■ **Work order**:
Output all of the lines below exactly, and leave out each image.

■ **Data listing**:
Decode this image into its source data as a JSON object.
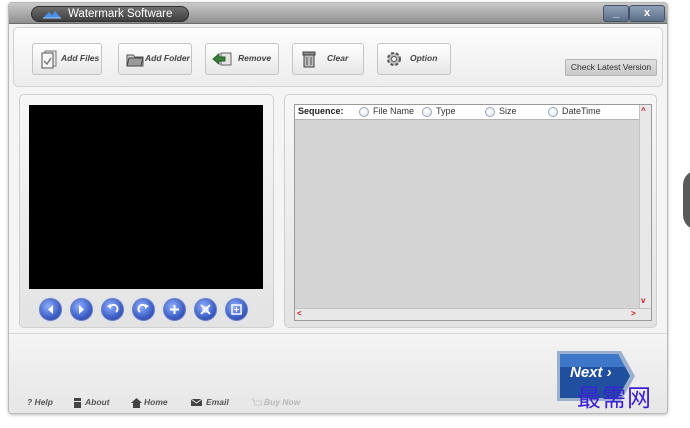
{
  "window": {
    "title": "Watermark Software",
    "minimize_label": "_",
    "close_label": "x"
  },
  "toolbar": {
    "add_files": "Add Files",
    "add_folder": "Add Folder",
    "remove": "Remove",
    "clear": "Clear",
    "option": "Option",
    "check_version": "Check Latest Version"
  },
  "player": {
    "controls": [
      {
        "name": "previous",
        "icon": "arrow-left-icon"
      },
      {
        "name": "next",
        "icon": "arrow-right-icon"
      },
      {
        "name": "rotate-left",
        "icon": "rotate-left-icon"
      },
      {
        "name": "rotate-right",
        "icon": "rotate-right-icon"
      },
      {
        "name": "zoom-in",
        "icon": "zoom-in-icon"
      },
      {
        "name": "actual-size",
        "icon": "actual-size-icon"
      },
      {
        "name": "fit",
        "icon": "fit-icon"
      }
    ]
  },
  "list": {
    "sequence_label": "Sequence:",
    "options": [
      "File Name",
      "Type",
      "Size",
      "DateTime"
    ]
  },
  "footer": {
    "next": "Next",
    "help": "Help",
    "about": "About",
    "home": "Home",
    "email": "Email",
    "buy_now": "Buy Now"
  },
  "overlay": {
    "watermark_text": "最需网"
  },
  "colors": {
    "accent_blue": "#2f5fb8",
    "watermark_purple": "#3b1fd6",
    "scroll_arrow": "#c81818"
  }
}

■ **Output of the task**:
Decode this image into its source data as a JSON object.
{
  "window": {
    "title": "Watermark Software",
    "minimize_label": "_",
    "close_label": "x"
  },
  "toolbar": {
    "add_files": "Add Files",
    "add_folder": "Add Folder",
    "remove": "Remove",
    "clear": "Clear",
    "option": "Option",
    "check_version": "Check Latest Version"
  },
  "player": {
    "controls": [
      {
        "name": "previous",
        "icon": "arrow-left-icon"
      },
      {
        "name": "next",
        "icon": "arrow-right-icon"
      },
      {
        "name": "rotate-left",
        "icon": "rotate-left-icon"
      },
      {
        "name": "rotate-right",
        "icon": "rotate-right-icon"
      },
      {
        "name": "zoom-in",
        "icon": "zoom-in-icon"
      },
      {
        "name": "actual-size",
        "icon": "actual-size-icon"
      },
      {
        "name": "fit",
        "icon": "fit-icon"
      }
    ]
  },
  "list": {
    "sequence_label": "Sequence:",
    "options": [
      "File Name",
      "Type",
      "Size",
      "DateTime"
    ]
  },
  "footer": {
    "next": "Next",
    "help": "Help",
    "about": "About",
    "home": "Home",
    "email": "Email",
    "buy_now": "Buy Now"
  },
  "overlay": {
    "watermark_text": "最需网"
  },
  "colors": {
    "accent_blue": "#2f5fb8",
    "watermark_purple": "#3b1fd6",
    "scroll_arrow": "#c81818"
  }
}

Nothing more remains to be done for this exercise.